CNN’s Fareed Zakaria, after talking to Secretary of State Hillary Clinton displays his disgust concerning Iran’s “show trial” – comparing them to Stalin’s show trials. Zakaria’s friend and colleague, Maziar Bahari, who is a Newsweek reporter and documentary filmmaker, is also on trial.
ZAKARIA: Now for our “What in the World” segment. Here’s what caught my attention this week. It’s a Web site. And unless you read Farsi, you probably don’t know what it says. So, let me explain.
It’s the Web site of the former president of Iran, Mohammad Khatami. And he declares the ongoing trials of some 100 Iranian opposition figures, politicians, journalists, to be show trials. It is the latest in an ever-escalating series of charges made by major leaders in Iran against the regime.
And I can safely say that Khatami’s charge is true, because my friend and colleague, Maziar Bahari, is on trial. He’s a Newsweek reporter and an award-winning documentary filmmaker. He’s appeared as a guest on this program.
He was arrested in Tehran on June 21st. In the six weeks since then, he has had no access to a lawyer, and he has not been able to see his family.
And over the weekend, Maziar “confessed,” saying Western media helped cause the chaos after Ahmadinejad’s disputed election.
It is a lie. Maziar obviously knows it’s a lie. And the Iranian government knows it’s a lie.
After all, it’s a lie that they — those in power in Iran — forced him to speak. And that is what a show trial is all about.
It is a phrase usually connected with Joseph Stalin, the ruthless Soviet dictator. In the late 1930s, Stalin tried 50-odd men in mass trials for crimes against the state.
In fact, the similarities between the Soviet trials of 70 years ago and the Iranian trials of today is striking. Large rooms filled with row upon row upon row of men. At the front, full rows of the accused, many looking weary, downtrodden.

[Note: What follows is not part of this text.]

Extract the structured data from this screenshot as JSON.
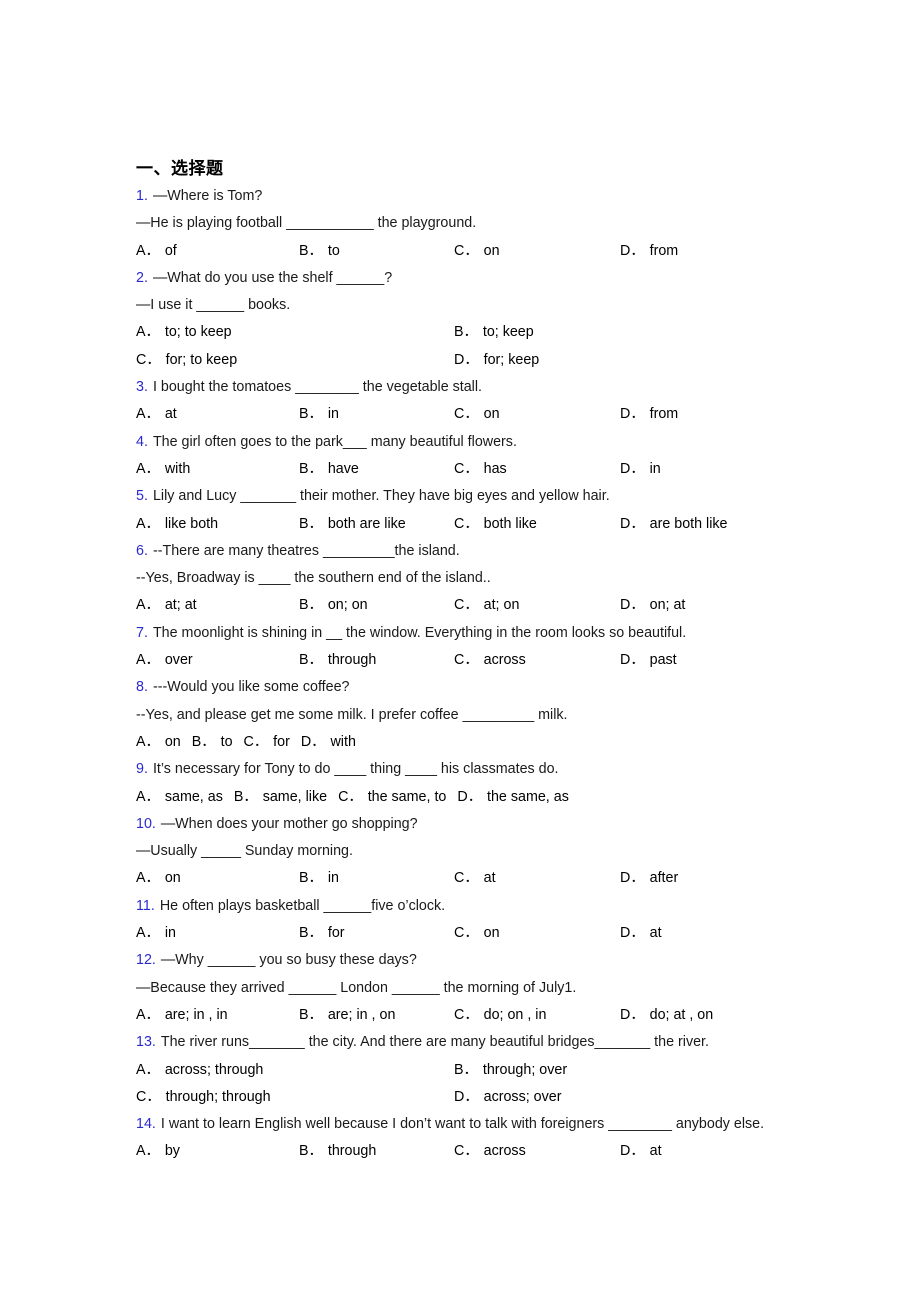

Many of those in the front, former key government officials who helped build the revolutionary regime, only now to see it put them on trial.

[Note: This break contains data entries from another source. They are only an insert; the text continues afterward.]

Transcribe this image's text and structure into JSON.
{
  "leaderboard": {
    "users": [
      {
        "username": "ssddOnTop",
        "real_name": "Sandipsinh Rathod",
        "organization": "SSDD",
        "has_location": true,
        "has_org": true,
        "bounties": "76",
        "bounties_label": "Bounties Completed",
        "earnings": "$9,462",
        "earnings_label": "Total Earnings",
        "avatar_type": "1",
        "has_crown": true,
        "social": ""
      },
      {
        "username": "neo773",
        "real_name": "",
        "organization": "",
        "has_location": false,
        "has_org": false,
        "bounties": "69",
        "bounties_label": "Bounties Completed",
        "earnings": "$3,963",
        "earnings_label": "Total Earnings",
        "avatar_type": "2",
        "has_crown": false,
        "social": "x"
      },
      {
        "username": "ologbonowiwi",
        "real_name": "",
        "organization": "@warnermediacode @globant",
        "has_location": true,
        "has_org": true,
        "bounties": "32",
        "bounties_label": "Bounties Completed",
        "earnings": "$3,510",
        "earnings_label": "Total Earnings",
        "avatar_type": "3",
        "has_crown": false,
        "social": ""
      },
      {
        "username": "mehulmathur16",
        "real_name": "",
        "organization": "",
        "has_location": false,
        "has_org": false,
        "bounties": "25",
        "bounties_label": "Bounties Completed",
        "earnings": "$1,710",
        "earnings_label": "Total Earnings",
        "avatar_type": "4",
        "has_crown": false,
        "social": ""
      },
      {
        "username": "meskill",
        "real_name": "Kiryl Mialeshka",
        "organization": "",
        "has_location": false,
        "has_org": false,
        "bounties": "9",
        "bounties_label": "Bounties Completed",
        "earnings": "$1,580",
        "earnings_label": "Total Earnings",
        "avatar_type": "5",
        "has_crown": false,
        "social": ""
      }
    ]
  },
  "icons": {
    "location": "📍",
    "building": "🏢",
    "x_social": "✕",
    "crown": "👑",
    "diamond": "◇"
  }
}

And when their time comes to take the stand, they confess, saying whatever the regime wants them to, hoping that it means they will be treated less harshly, hoping that one day they might be able to be free, hoping to see their families again.
In the Soviet case, those hopes were never realized.
The Iranian government still has time to change, or else it will be remembered in history solely for its horrific use of totalitarian tactics, an example of modern-day Stalinism.
It should release Bahari and all its other political prisoners immediately.